D.C. to Implement Nation’s First Standardized ‘Sex Education’ Test
By Shannon Ingram, SIECUS Program Research Intern
Starting in Spring 2012, all students attending the fifth, eighth, or tenth grade in a Washington D.C. public school (or publicly-funded charter school) will be required to take a standardized health education test which includes questions on human sexuality and contraception. The 50-question tests will occur once per school year, and will also include questions about drug use, mental health, and nutrition.

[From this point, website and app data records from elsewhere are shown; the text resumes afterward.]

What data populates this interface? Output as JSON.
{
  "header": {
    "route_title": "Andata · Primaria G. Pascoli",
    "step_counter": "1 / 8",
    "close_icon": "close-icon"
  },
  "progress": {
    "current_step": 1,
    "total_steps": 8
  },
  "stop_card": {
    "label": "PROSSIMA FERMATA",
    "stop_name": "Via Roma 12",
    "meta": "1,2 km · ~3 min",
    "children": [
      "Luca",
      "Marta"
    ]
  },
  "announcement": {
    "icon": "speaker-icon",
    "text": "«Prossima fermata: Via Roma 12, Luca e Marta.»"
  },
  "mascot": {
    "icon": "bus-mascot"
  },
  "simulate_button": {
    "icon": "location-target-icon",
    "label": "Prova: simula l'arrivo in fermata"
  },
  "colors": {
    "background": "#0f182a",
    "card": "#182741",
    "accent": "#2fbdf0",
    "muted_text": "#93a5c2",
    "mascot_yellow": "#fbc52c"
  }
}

Some stakeholders expressed dismay at the use of standardized testing to address life skills that might be better addressed through improved teaching methods and teacher training. “Teaching to the test for health, too?” asked Nakisha Winston, head of the PTA at Langdon Education Campus in Northeast Washington.1
Several city council members and some parents voiced concerns over the mandatory nature of the test; an “opt out” option for parents who do not want their child to take the test is under discussion.1 Local lawmakers are still soliciting viewpoints from both parents and students.
Rates of teen pregnancy, STI’s, and childhood obesity in the nation’s capital are among the highest in the country. Many district adolescent health stakeholders believe that the new standardized test will enforce better sexual health education, as well as inform local policy makers about what teens truly about these subjects. The district will also compile an annual report on the progress of education in these topic areas.
1 Bill Turque, “D.C. Schools Prepare for Nation’s First Sex-Education Standardized Testing,” 14 September 2011, accessed 7 October 2011, <http://www.washingtonpost.com/local/education/dc-students-to-be-tested-on-sex-education/2011/09/12/gIQAnhyCTK_story.html>.
2 Neal Augenstein and Mark Seagraves, “D.C. Students to Take Standardized Sex Ed Test,” WTOP 15 September 2011, accessed 7 October 2011 <http://www.wtop.com/?nid=41&sid=2545962>.